== DATASET

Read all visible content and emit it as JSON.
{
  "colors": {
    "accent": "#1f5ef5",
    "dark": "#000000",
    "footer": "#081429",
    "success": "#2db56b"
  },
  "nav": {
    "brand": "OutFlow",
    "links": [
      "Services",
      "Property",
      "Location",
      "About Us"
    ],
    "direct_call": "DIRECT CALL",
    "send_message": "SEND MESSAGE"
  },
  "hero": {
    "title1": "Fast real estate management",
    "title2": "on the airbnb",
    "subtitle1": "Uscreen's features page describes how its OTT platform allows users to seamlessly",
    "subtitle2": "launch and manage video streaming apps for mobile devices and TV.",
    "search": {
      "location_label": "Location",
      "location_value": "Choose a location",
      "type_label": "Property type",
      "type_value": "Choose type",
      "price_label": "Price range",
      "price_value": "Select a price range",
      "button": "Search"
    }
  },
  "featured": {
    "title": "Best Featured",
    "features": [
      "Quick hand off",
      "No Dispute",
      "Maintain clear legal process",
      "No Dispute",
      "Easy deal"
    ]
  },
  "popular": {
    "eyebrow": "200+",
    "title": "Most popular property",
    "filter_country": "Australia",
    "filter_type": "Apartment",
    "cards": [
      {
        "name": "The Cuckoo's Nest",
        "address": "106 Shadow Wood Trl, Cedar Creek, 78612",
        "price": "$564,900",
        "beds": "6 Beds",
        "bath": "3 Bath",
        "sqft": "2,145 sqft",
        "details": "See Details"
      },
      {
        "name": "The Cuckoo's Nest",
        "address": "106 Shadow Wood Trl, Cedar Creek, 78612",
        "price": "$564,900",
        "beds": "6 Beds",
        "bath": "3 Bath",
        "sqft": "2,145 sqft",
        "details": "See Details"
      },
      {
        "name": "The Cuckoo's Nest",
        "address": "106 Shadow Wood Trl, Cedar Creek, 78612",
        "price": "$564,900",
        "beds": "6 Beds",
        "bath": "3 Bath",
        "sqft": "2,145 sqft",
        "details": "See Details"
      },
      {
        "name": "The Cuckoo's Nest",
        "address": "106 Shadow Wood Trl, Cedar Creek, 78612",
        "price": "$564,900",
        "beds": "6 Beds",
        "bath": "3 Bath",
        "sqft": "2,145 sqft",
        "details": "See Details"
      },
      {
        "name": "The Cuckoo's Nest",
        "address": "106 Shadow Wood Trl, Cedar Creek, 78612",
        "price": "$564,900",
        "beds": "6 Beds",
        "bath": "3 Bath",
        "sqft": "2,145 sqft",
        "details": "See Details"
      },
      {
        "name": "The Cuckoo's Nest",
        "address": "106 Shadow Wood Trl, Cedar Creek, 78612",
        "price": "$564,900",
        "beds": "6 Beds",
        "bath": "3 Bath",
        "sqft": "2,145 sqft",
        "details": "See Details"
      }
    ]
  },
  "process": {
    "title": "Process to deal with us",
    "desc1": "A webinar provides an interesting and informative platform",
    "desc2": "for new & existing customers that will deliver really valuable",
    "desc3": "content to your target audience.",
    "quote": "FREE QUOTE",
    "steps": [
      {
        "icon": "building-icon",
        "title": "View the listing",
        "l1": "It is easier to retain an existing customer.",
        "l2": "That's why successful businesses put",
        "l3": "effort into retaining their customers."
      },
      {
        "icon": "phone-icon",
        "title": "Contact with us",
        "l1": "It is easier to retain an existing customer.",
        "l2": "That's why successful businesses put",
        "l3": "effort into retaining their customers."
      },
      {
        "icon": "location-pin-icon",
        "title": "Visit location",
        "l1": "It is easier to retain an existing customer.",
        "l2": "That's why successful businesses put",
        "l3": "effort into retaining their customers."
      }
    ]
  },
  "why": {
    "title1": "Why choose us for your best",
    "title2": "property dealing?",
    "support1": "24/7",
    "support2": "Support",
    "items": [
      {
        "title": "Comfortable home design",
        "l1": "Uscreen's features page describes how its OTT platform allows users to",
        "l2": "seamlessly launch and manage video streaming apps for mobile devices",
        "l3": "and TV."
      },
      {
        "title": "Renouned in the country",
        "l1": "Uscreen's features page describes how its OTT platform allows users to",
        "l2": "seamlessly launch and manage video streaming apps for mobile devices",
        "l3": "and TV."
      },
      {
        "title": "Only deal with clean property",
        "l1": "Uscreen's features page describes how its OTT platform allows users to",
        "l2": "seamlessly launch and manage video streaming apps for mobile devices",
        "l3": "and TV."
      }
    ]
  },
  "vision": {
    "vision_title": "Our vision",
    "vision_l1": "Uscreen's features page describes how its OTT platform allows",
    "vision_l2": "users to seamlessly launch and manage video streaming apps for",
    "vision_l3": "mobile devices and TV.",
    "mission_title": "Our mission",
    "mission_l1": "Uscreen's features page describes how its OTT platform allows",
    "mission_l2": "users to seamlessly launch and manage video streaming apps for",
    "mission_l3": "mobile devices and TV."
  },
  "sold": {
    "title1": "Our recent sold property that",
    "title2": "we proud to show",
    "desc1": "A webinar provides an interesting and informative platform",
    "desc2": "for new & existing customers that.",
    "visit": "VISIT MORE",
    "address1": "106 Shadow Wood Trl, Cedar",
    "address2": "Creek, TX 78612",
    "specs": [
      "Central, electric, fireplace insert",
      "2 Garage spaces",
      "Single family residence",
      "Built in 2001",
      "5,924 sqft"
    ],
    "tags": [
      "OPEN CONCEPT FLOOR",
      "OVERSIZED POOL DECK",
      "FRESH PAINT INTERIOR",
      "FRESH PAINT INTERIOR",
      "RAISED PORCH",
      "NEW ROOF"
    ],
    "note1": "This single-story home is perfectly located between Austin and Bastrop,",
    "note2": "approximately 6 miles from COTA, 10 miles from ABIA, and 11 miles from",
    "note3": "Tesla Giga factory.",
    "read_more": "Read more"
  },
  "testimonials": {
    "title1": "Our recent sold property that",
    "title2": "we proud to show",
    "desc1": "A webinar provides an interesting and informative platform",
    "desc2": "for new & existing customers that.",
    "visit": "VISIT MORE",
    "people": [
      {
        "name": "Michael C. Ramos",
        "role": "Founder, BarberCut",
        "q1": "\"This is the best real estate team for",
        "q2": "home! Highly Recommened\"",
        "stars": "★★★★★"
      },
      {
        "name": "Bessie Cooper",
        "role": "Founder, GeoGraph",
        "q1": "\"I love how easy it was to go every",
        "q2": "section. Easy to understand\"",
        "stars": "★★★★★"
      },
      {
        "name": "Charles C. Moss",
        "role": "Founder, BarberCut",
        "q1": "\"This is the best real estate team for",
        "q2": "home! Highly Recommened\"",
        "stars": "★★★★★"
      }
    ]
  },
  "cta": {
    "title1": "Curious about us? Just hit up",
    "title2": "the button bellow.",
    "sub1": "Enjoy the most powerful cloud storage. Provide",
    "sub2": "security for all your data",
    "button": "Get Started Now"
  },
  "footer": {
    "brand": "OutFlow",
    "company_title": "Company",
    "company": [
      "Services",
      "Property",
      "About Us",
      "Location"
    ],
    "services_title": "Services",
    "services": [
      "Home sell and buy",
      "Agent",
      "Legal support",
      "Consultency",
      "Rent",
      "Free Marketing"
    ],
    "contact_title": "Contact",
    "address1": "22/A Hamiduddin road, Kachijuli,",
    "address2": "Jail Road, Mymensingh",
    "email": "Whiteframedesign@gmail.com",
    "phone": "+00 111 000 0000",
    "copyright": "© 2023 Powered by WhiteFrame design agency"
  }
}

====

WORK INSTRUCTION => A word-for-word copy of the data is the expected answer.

TASK ANSWER =>
Read all visible content and emit it as JSON.
{
  "colors": {
    "accent": "#1f5ef5",
    "dark": "#000000",
    "footer": "#081429",
    "success": "#2db56b"
  },
  "nav": {
    "brand": "OutFlow",
    "links": [
      "Services",
      "Property",
      "Location",
      "About Us"
    ],
    "direct_call": "DIRECT CALL",
    "send_message": "SEND MESSAGE"
  },
  "hero": {
    "title1": "Fast real estate management",
    "title2": "on the airbnb",
    "subtitle1": "Uscreen's features page describes how its OTT platform allows users to seamlessly",
    "subtitle2": "launch and manage video streaming apps for mobile devices and TV.",
    "search": {
      "location_label": "Location",
      "location_value": "Choose a location",
      "type_label": "Property type",
      "type_value": "Choose type",
      "price_label": "Price range",
      "price_value": "Select a price range",
      "button": "Search"
    }
  },
  "featured": {
    "title": "Best Featured",
    "features": [
      "Quick hand off",
      "No Dispute",
      "Maintain clear legal process",
      "No Dispute",
      "Easy deal"
    ]
  },
  "popular": {
    "eyebrow": "200+",
    "title": "Most popular property",
    "filter_country": "Australia",
    "filter_type": "Apartment",
    "cards": [
      {
        "name": "The Cuckoo's Nest",
        "address": "106 Shadow Wood Trl, Cedar Creek, 78612",
        "price": "$564,900",
        "beds": "6 Beds",
        "bath": "3 Bath",
        "sqft": "2,145 sqft",
        "details": "See Details"
      },
      {
        "name": "The Cuckoo's Nest",
        "address": "106 Shadow Wood Trl, Cedar Creek, 78612",
        "price": "$564,900",
        "beds": "6 Beds",
        "bath": "3 Bath",
        "sqft": "2,145 sqft",
        "details": "See Details"
      },
      {
        "name": "The Cuckoo's Nest",
        "address": "106 Shadow Wood Trl, Cedar Creek, 78612",
        "price": "$564,900",
        "beds": "6 Beds",
        "bath": "3 Bath",
        "sqft": "2,145 sqft",
        "details": "See Details"
      },
      {
        "name": "The Cuckoo's Nest",
        "address": "106 Shadow Wood Trl, Cedar Creek, 78612",
        "price": "$564,900",
        "beds": "6 Beds",
        "bath": "3 Bath",
        "sqft": "2,145 sqft",
        "details": "See Details"
      },
      {
        "name": "The Cuckoo's Nest",
        "address": "106 Shadow Wood Trl, Cedar Creek, 78612",
        "price": "$564,900",
        "beds": "6 Beds",
        "bath": "3 Bath",
        "sqft": "2,145 sqft",
        "details": "See Details"
      },
      {
        "name": "The Cuckoo's Nest",
        "address": "106 Shadow Wood Trl, Cedar Creek, 78612",
        "price": "$564,900",
        "beds": "6 Beds",
        "bath": "3 Bath",
        "sqft": "2,145 sqft",
        "details": "See Details"
      }
    ]
  },
  "process": {
    "title": "Process to deal with us",
    "desc1": "A webinar provides an interesting and informative platform",
    "desc2": "for new & existing customers that will deliver really valuable",
    "desc3": "content to your target audience.",
    "quote": "FREE QUOTE",
    "steps": [
      {
        "icon": "building-icon",
        "title": "View the listing",
        "l1": "It is easier to retain an existing customer.",
        "l2": "That's why successful businesses put",
        "l3": "effort into retaining their customers."
      },
      {
        "icon": "phone-icon",
        "title": "Contact with us",
        "l1": "It is easier to retain an existing customer.",
        "l2": "That's why successful businesses put",
        "l3": "effort into retaining their customers."
      },
      {
        "icon": "location-pin-icon",
        "title": "Visit location",
        "l1": "It is easier to retain an existing customer.",
        "l2": "That's why successful businesses put",
        "l3": "effort into retaining their customers."
      }
    ]
  },
  "why": {
    "title1": "Why choose us for your best",
    "title2": "property dealing?",
    "support1": "24/7",
    "support2": "Support",
    "items": [
      {
        "title": "Comfortable home design",
        "l1": "Uscreen's features page describes how its OTT platform allows users to",
        "l2": "seamlessly launch and manage video streaming apps for mobile devices",
        "l3": "and TV."
      },
      {
        "title": "Renouned in the country",
        "l1": "Uscreen's features page describes how its OTT platform allows users to",
        "l2": "seamlessly launch and manage video streaming apps for mobile devices",
        "l3": "and TV."
      },
      {
        "title": "Only deal with clean property",
        "l1": "Uscreen's features page describes how its OTT platform allows users to",
        "l2": "seamlessly launch and manage video streaming apps for mobile devices",
        "l3": "and TV."
      }
    ]
  },
  "vision": {
    "vision_title": "Our vision",
    "vision_l1": "Uscreen's features page describes how its OTT platform allows",
    "vision_l2": "users to seamlessly launch and manage video streaming apps for",
    "vision_l3": "mobile devices and TV.",
    "mission_title": "Our mission",
    "mission_l1": "Uscreen's features page describes how its OTT platform allows",
    "mission_l2": "users to seamlessly launch and manage video streaming apps for",
    "mission_l3": "mobile devices and TV."
  },
  "sold": {
    "title1": "Our recent sold property that",
    "title2": "we proud to show",
    "desc1": "A webinar provides an interesting and informative platform",
    "desc2": "for new & existing customers that.",
    "visit": "VISIT MORE",
    "address1": "106 Shadow Wood Trl, Cedar",
    "address2": "Creek, TX 78612",
    "specs": [
      "Central, electric, fireplace insert",
      "2 Garage spaces",
      "Single family residence",
      "Built in 2001",
      "5,924 sqft"
    ],
    "tags": [
      "OPEN CONCEPT FLOOR",
      "OVERSIZED POOL DECK",
      "FRESH PAINT INTERIOR",
      "FRESH PAINT INTERIOR",
      "RAISED PORCH",
      "NEW ROOF"
    ],
    "note1": "This single-story home is perfectly located between Austin and Bastrop,",
    "note2": "approximately 6 miles from COTA, 10 miles from ABIA, and 11 miles from",
    "note3": "Tesla Giga factory.",
    "read_more": "Read more"
  },
  "testimonials": {
    "title1": "Our recent sold property that",
    "title2": "we proud to show",
    "desc1": "A webinar provides an interesting and informative platform",
    "desc2": "for new & existing customers that.",
    "visit": "VISIT MORE",
    "people": [
      {
        "name": "Michael C. Ramos",
        "role": "Founder, BarberCut",
        "q1": "\"This is the best real estate team for",
        "q2": "home! Highly Recommened\"",
        "stars": "★★★★★"
      },
      {
        "name": "Bessie Cooper",
        "role": "Founder, GeoGraph",
        "q1": "\"I love how easy it was to go every",
        "q2": "section. Easy to understand\"",
        "stars": "★★★★★"
      },
      {
        "name": "Charles C. Moss",
        "role": "Founder, BarberCut",
        "q1": "\"This is the best real estate team for",
        "q2": "home! Highly Recommened\"",
        "stars": "★★★★★"
      }
    ]
  },
  "cta": {
    "title1": "Curious about us? Just hit up",
    "title2": "the button bellow.",
    "sub1": "Enjoy the most powerful cloud storage. Provide",
    "sub2": "security for all your data",
    "button": "Get Started Now"
  },
  "footer": {
    "brand": "OutFlow",
    "company_title": "Company",
    "company": [
      "Services",
      "Property",
      "About Us",
      "Location"
    ],
    "services_title": "Services",
    "services": [
      "Home sell and buy",
      "Agent",
      "Legal support",
      "Consultency",
      "Rent",
      "Free Marketing"
    ],
    "contact_title": "Contact",
    "address1": "22/A Hamiduddin road, Kachijuli,",
    "address2": "Jail Road, Mymensingh",
    "email": "Whiteframedesign@gmail.com",
    "phone": "+00 111 000 0000",
    "copyright": "© 2023 Powered by WhiteFrame design agency"
  }
}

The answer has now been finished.